REQUIRED WORK
The number needed is how many lines in these entries contain "comment"; give it alone.

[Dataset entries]
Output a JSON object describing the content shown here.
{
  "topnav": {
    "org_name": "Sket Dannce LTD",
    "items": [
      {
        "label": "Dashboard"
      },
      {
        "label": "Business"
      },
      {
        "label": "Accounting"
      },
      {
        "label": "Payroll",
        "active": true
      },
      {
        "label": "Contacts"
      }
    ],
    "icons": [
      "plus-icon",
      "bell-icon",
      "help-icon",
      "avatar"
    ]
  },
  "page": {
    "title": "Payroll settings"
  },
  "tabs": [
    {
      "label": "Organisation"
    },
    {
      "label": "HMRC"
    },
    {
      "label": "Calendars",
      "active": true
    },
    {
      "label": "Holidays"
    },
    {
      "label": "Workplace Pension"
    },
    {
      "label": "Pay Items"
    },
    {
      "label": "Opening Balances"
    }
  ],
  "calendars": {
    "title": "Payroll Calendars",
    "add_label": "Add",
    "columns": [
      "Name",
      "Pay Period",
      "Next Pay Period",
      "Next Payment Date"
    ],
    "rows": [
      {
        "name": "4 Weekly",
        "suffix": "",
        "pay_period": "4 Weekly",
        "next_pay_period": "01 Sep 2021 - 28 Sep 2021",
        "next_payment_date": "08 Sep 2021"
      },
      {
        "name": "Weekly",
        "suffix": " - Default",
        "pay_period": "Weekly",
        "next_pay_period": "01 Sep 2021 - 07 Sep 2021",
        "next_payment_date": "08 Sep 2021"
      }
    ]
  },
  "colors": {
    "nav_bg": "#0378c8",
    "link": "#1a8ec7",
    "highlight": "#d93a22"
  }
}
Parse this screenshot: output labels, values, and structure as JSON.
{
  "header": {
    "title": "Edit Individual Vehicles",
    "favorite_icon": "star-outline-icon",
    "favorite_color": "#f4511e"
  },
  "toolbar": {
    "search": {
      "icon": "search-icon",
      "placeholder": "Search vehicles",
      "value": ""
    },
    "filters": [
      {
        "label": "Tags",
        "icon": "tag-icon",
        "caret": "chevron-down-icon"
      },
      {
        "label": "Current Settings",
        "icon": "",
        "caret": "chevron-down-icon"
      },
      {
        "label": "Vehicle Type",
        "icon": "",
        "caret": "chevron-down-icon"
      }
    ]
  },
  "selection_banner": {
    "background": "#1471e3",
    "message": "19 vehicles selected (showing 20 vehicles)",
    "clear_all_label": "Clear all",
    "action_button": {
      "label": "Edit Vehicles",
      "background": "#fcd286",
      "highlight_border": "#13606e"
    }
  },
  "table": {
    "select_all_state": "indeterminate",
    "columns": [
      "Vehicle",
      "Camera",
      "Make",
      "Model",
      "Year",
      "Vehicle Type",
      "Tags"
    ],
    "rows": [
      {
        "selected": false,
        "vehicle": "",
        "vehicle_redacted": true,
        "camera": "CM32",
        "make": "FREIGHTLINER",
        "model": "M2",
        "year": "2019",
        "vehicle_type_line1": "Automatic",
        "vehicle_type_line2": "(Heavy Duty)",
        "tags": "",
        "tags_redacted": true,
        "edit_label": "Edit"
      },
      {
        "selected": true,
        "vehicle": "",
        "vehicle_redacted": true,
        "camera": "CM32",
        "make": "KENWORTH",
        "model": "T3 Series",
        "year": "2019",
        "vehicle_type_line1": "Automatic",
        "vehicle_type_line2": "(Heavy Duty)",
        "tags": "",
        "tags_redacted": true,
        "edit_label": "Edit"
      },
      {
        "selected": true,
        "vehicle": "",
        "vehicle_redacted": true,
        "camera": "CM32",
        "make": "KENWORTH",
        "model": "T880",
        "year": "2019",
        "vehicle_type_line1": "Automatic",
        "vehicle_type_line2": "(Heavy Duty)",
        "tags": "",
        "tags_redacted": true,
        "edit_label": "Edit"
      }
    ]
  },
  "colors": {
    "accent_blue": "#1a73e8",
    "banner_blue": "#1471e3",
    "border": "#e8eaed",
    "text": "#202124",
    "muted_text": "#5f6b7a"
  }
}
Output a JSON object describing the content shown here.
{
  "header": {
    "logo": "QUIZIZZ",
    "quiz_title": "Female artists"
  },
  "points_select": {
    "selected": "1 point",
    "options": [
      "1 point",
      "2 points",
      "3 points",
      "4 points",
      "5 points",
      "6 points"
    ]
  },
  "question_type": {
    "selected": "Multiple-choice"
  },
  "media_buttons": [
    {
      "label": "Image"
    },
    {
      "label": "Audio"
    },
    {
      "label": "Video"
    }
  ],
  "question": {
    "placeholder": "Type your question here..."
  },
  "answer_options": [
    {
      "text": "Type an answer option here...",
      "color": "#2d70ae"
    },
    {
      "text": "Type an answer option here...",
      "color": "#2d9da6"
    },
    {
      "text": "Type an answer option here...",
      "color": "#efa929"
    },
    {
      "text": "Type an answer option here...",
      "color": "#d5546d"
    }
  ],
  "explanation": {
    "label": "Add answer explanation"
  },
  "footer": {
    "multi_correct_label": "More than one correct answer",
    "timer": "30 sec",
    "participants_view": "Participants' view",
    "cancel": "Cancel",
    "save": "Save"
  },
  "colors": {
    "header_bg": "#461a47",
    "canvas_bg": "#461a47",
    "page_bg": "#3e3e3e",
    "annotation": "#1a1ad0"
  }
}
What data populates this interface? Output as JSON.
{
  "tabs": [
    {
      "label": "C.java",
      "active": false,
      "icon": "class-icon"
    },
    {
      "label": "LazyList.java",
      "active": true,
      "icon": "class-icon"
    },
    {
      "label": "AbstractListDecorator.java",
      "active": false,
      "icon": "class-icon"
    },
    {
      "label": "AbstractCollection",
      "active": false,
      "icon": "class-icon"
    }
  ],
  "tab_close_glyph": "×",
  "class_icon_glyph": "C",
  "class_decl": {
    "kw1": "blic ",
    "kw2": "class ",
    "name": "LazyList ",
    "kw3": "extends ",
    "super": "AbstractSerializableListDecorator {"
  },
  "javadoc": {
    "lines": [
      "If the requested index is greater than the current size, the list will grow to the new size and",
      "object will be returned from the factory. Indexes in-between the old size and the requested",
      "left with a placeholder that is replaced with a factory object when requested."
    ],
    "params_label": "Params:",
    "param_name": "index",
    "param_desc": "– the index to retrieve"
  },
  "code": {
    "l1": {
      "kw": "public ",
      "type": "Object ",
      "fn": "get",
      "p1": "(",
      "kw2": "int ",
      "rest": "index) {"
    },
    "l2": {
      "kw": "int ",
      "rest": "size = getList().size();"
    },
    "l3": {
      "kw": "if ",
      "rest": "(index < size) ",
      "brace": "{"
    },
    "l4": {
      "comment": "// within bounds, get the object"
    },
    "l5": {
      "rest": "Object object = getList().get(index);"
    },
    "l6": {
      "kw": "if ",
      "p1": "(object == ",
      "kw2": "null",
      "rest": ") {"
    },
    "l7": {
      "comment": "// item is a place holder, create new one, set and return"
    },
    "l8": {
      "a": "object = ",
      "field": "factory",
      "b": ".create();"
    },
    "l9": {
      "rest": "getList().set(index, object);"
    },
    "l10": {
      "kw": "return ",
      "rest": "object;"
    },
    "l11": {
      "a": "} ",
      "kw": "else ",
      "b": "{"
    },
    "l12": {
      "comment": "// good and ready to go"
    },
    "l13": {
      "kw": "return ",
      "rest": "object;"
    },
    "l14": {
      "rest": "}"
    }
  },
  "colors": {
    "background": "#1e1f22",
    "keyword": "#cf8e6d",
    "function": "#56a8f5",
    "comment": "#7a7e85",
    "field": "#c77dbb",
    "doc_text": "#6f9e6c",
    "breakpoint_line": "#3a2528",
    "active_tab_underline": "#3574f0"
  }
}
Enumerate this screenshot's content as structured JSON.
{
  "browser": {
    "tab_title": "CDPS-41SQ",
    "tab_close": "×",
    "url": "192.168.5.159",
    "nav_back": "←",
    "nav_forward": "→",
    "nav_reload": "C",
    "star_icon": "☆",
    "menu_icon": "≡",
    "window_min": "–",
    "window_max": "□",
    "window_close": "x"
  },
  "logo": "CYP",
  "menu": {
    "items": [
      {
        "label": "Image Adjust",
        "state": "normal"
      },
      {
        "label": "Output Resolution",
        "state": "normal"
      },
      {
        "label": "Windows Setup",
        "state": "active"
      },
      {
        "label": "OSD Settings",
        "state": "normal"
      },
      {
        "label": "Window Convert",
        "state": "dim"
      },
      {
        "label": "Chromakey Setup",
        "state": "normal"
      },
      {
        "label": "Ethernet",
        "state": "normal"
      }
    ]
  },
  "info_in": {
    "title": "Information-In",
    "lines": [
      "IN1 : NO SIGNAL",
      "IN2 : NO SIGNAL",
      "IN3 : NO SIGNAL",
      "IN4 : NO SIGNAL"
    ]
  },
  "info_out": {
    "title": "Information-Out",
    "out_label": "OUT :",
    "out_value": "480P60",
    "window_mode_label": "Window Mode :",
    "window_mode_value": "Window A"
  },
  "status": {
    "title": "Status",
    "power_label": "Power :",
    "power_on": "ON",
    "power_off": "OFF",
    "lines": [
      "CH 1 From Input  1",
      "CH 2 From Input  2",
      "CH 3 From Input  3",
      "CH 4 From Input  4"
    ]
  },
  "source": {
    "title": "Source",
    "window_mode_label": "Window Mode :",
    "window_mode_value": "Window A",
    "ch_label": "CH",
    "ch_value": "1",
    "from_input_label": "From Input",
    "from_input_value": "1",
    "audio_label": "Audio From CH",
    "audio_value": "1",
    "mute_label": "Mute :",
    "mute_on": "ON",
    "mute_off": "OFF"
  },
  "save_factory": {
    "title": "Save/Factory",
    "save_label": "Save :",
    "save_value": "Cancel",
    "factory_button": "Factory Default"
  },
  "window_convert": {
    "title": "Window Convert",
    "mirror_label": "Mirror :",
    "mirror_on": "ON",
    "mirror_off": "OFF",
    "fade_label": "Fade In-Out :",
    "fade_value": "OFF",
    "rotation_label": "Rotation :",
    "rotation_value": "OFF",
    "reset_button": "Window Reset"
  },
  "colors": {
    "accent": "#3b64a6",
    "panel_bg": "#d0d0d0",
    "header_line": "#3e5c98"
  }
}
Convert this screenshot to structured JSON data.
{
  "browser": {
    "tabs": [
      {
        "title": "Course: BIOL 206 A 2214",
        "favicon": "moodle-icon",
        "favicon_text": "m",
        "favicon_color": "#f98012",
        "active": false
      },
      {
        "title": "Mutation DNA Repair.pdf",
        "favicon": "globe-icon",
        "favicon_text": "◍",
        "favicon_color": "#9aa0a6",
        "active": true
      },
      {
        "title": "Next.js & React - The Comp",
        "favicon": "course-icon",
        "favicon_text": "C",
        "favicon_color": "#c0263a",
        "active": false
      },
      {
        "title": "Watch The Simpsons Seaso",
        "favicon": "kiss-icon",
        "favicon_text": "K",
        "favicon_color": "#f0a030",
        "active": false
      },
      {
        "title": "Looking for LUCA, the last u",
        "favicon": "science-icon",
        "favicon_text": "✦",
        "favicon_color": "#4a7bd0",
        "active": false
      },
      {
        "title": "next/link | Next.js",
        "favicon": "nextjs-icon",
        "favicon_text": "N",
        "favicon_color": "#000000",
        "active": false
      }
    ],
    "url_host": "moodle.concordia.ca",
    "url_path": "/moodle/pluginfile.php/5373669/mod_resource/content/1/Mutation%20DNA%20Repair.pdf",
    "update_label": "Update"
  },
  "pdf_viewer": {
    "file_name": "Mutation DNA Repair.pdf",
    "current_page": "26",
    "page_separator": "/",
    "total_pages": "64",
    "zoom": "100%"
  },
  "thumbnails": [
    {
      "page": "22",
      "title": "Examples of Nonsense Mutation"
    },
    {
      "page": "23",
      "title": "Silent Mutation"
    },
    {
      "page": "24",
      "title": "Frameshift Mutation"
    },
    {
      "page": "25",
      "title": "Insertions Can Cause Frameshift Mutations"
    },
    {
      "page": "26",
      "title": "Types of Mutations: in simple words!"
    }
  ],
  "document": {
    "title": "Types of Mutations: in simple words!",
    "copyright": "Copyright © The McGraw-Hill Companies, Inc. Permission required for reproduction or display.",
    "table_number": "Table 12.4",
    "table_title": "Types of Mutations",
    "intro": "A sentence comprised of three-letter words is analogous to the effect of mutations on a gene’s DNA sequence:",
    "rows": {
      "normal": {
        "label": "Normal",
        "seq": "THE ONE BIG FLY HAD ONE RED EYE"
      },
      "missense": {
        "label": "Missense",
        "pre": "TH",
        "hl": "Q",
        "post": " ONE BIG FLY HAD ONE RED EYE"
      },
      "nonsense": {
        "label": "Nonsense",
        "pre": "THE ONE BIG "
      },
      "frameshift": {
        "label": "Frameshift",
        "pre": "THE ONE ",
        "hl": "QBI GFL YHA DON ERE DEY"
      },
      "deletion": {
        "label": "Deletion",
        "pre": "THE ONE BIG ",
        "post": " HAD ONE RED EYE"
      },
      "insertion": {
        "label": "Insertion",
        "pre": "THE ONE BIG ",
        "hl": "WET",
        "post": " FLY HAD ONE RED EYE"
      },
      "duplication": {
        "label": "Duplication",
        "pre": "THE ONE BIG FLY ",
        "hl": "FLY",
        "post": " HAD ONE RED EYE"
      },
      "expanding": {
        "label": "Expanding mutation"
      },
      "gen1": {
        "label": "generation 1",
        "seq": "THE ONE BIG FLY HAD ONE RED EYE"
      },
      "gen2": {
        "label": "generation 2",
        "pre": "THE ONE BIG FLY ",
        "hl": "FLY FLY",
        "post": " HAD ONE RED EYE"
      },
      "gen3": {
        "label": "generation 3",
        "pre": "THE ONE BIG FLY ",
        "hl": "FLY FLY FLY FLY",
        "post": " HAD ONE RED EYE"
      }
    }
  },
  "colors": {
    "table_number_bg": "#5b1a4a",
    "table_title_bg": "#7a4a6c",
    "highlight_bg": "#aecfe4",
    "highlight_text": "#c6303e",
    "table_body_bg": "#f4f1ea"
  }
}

EXERCISE RESPONSE
4